───── RECORDS SUPPLIED ─────
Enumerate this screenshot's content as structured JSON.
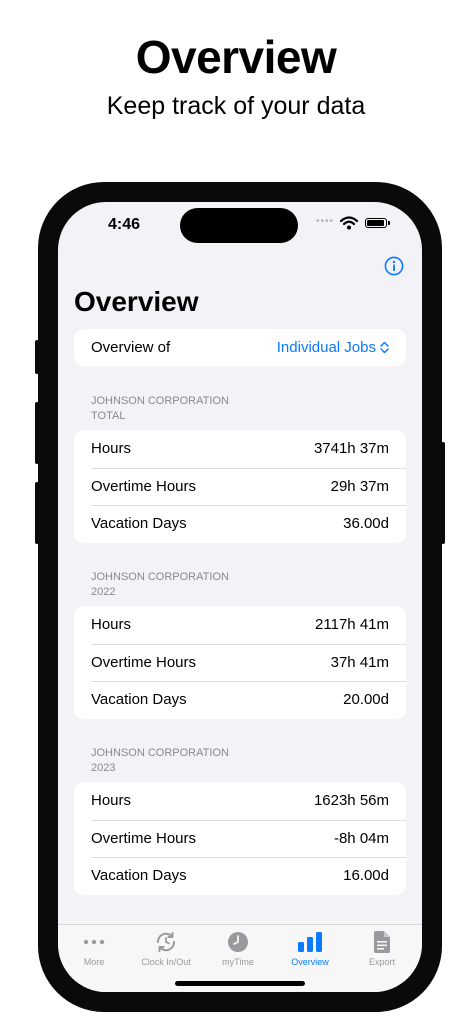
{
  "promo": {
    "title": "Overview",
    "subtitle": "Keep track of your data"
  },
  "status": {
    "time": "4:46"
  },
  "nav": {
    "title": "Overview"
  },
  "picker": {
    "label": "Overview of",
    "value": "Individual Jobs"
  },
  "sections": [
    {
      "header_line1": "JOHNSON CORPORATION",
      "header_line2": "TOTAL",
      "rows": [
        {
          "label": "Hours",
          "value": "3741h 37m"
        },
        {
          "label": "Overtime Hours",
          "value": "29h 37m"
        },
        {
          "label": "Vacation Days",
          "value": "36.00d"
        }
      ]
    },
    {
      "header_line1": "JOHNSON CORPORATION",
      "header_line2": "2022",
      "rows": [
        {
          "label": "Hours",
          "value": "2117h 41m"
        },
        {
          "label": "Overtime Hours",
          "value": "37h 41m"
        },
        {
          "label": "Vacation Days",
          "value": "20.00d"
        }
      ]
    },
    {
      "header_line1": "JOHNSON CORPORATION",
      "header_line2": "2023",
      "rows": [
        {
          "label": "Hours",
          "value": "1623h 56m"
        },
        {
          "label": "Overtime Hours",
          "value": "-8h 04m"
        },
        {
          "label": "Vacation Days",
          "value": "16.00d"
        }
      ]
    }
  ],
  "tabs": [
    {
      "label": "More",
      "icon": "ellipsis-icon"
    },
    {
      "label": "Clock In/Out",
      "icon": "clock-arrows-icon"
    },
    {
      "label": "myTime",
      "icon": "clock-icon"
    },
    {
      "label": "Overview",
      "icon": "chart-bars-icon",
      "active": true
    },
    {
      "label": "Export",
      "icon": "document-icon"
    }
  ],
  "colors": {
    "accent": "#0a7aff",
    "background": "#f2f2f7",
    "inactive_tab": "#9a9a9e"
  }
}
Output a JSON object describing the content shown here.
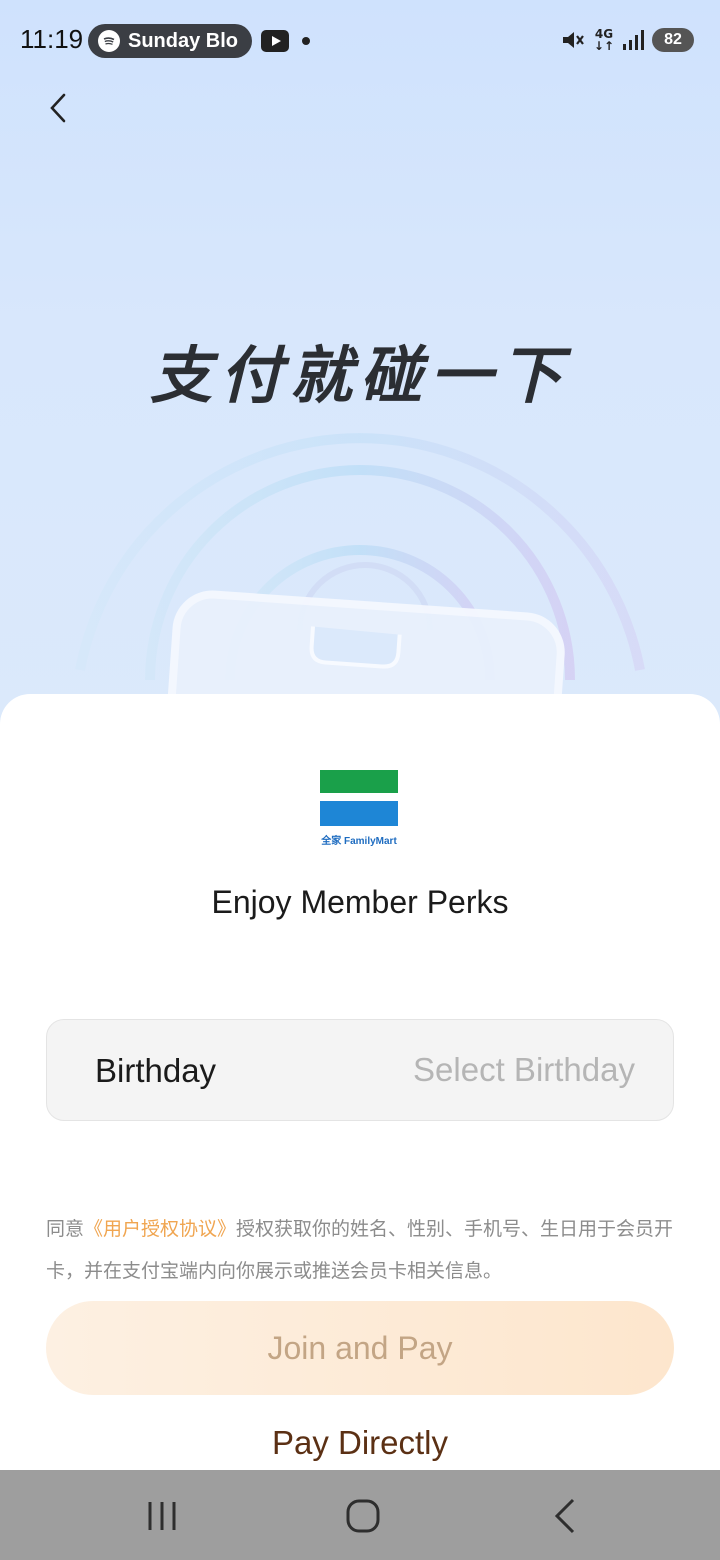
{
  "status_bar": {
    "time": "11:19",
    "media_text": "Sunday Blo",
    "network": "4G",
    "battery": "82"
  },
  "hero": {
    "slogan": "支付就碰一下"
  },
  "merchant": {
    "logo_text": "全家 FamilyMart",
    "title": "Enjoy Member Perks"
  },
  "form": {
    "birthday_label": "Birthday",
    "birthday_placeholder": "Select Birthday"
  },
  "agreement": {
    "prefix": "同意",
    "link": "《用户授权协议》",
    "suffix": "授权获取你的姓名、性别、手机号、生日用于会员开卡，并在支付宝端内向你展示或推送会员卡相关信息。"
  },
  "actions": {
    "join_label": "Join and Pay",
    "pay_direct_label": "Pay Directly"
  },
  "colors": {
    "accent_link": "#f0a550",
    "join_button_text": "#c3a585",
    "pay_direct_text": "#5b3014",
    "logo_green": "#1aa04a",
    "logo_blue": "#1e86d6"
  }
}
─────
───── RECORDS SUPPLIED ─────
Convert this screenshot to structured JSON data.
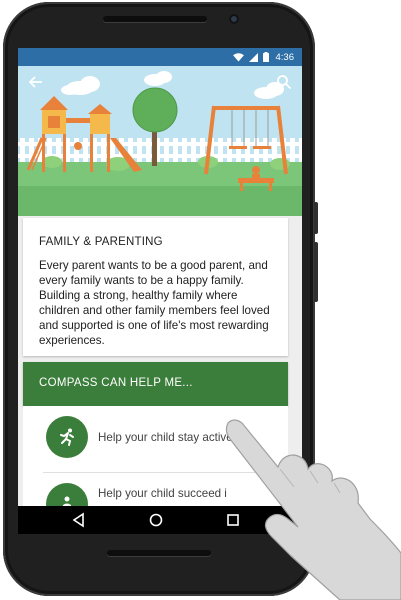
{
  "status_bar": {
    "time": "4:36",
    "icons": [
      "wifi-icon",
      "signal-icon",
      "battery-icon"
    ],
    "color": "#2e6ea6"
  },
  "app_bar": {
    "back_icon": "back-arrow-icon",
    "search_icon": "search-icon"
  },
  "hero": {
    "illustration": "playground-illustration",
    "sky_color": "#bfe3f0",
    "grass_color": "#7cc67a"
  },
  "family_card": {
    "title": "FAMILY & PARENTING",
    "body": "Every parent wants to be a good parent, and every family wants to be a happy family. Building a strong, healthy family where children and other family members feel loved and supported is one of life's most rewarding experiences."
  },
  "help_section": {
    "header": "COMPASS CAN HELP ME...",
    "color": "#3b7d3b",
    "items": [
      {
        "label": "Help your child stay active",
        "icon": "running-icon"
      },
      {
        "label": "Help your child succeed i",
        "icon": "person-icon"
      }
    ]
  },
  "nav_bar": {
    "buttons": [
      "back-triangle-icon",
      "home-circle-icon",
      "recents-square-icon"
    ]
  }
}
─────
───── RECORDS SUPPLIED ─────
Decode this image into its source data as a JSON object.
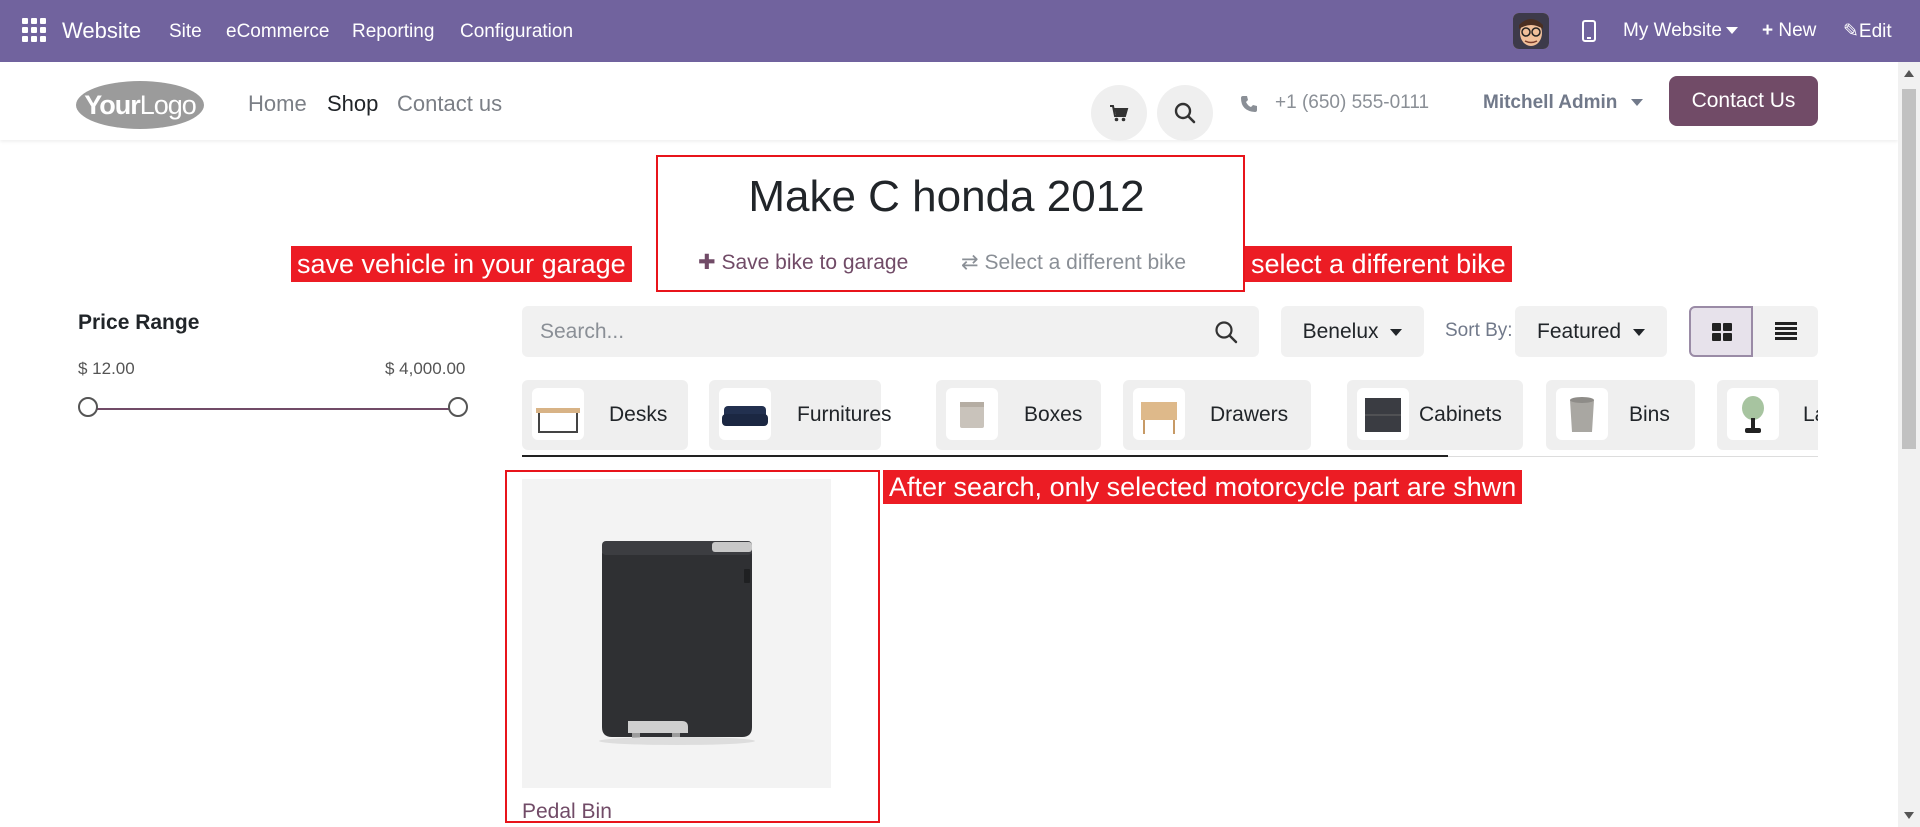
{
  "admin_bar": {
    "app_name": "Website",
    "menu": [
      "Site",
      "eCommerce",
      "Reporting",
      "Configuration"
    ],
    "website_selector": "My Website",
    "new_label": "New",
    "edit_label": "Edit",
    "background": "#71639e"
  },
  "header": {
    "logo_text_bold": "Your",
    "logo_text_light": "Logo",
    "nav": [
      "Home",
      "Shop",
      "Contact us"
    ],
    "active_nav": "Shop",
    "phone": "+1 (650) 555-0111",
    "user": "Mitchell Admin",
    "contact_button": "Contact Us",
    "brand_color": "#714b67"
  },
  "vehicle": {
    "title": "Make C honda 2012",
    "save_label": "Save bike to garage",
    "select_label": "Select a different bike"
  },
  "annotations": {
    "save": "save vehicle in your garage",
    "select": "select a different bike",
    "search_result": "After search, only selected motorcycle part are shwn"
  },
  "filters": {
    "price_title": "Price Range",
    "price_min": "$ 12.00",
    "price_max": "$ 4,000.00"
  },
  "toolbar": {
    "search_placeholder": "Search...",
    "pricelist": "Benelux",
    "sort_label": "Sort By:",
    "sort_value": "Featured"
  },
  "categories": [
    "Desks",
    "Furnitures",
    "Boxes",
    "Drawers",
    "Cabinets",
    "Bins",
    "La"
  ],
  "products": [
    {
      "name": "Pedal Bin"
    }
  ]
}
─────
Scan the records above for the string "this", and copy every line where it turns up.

Enumerate this screenshot's content as structured JSON.
Convert this screenshot to structured JSON data.
Decode this image into its source data as a JSON object.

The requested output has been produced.